*** Opening Material supplied ***

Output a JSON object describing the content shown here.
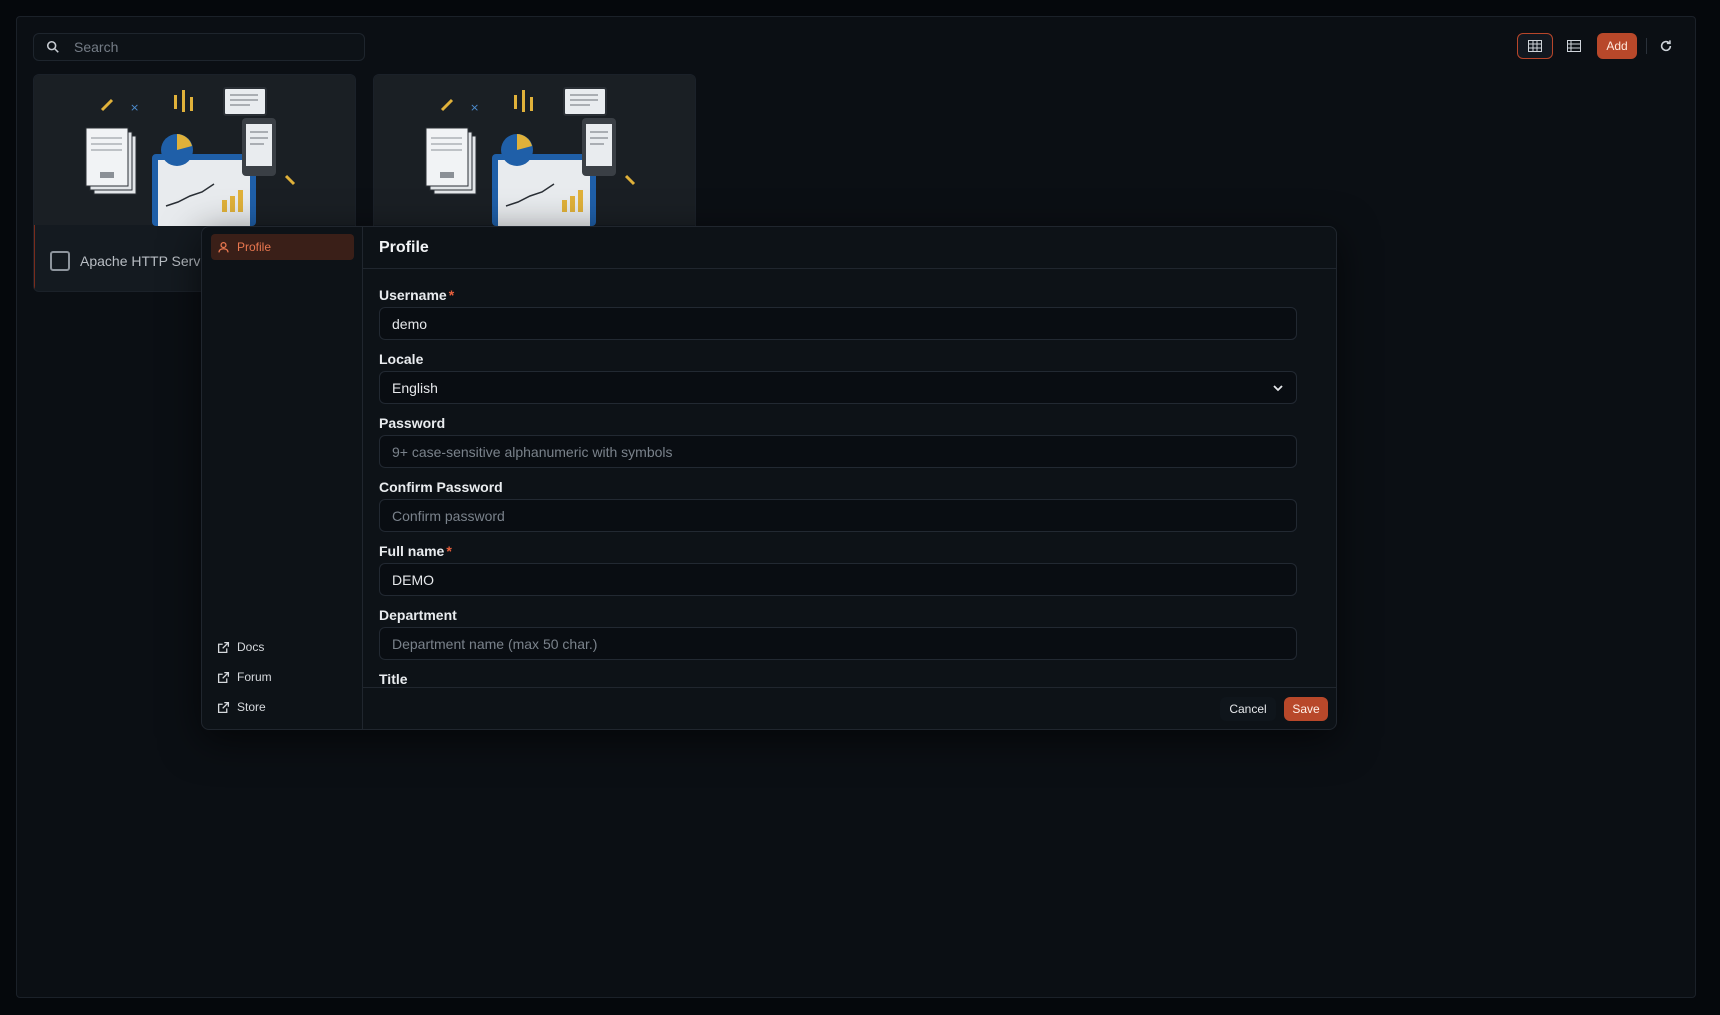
{
  "toolbar": {
    "search_placeholder": "Search",
    "add_label": "Add",
    "icons": [
      "search-icon",
      "grid-view-icon",
      "list-view-icon",
      "refresh-icon"
    ],
    "accent": "#b8482a"
  },
  "cards": [
    {
      "title": "Apache HTTP Server",
      "checked": false
    },
    {
      "title": "",
      "checked": false
    }
  ],
  "modal": {
    "sidebar": {
      "active_item": {
        "label": "Profile",
        "icon": "user-icon"
      },
      "links": [
        {
          "label": "Docs",
          "icon": "external-link-icon"
        },
        {
          "label": "Forum",
          "icon": "external-link-icon"
        },
        {
          "label": "Store",
          "icon": "external-link-icon"
        }
      ]
    },
    "title": "Profile",
    "fields": {
      "username": {
        "label": "Username",
        "required": "*",
        "value": "demo"
      },
      "locale": {
        "label": "Locale",
        "value": "English"
      },
      "password": {
        "label": "Password",
        "placeholder": "9+ case-sensitive alphanumeric with symbols"
      },
      "confirm_password": {
        "label": "Confirm Password",
        "placeholder": "Confirm password"
      },
      "full_name": {
        "label": "Full name",
        "required": "*",
        "value": "DEMO"
      },
      "department": {
        "label": "Department",
        "placeholder": "Department name (max 50 char.)"
      },
      "title": {
        "label": "Title"
      }
    },
    "buttons": {
      "cancel": "Cancel",
      "save": "Save"
    }
  }
}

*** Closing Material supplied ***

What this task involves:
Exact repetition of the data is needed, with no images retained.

Task output:
Output a JSON object describing the content shown here.
{
  "toolbar": {
    "search_placeholder": "Search",
    "add_label": "Add",
    "icons": [
      "search-icon",
      "grid-view-icon",
      "list-view-icon",
      "refresh-icon"
    ],
    "accent": "#b8482a"
  },
  "cards": [
    {
      "title": "Apache HTTP Server",
      "checked": false
    },
    {
      "title": "",
      "checked": false
    }
  ],
  "modal": {
    "sidebar": {
      "active_item": {
        "label": "Profile",
        "icon": "user-icon"
      },
      "links": [
        {
          "label": "Docs",
          "icon": "external-link-icon"
        },
        {
          "label": "Forum",
          "icon": "external-link-icon"
        },
        {
          "label": "Store",
          "icon": "external-link-icon"
        }
      ]
    },
    "title": "Profile",
    "fields": {
      "username": {
        "label": "Username",
        "required": "*",
        "value": "demo"
      },
      "locale": {
        "label": "Locale",
        "value": "English"
      },
      "password": {
        "label": "Password",
        "placeholder": "9+ case-sensitive alphanumeric with symbols"
      },
      "confirm_password": {
        "label": "Confirm Password",
        "placeholder": "Confirm password"
      },
      "full_name": {
        "label": "Full name",
        "required": "*",
        "value": "DEMO"
      },
      "department": {
        "label": "Department",
        "placeholder": "Department name (max 50 char.)"
      },
      "title": {
        "label": "Title"
      }
    },
    "buttons": {
      "cancel": "Cancel",
      "save": "Save"
    }
  }
}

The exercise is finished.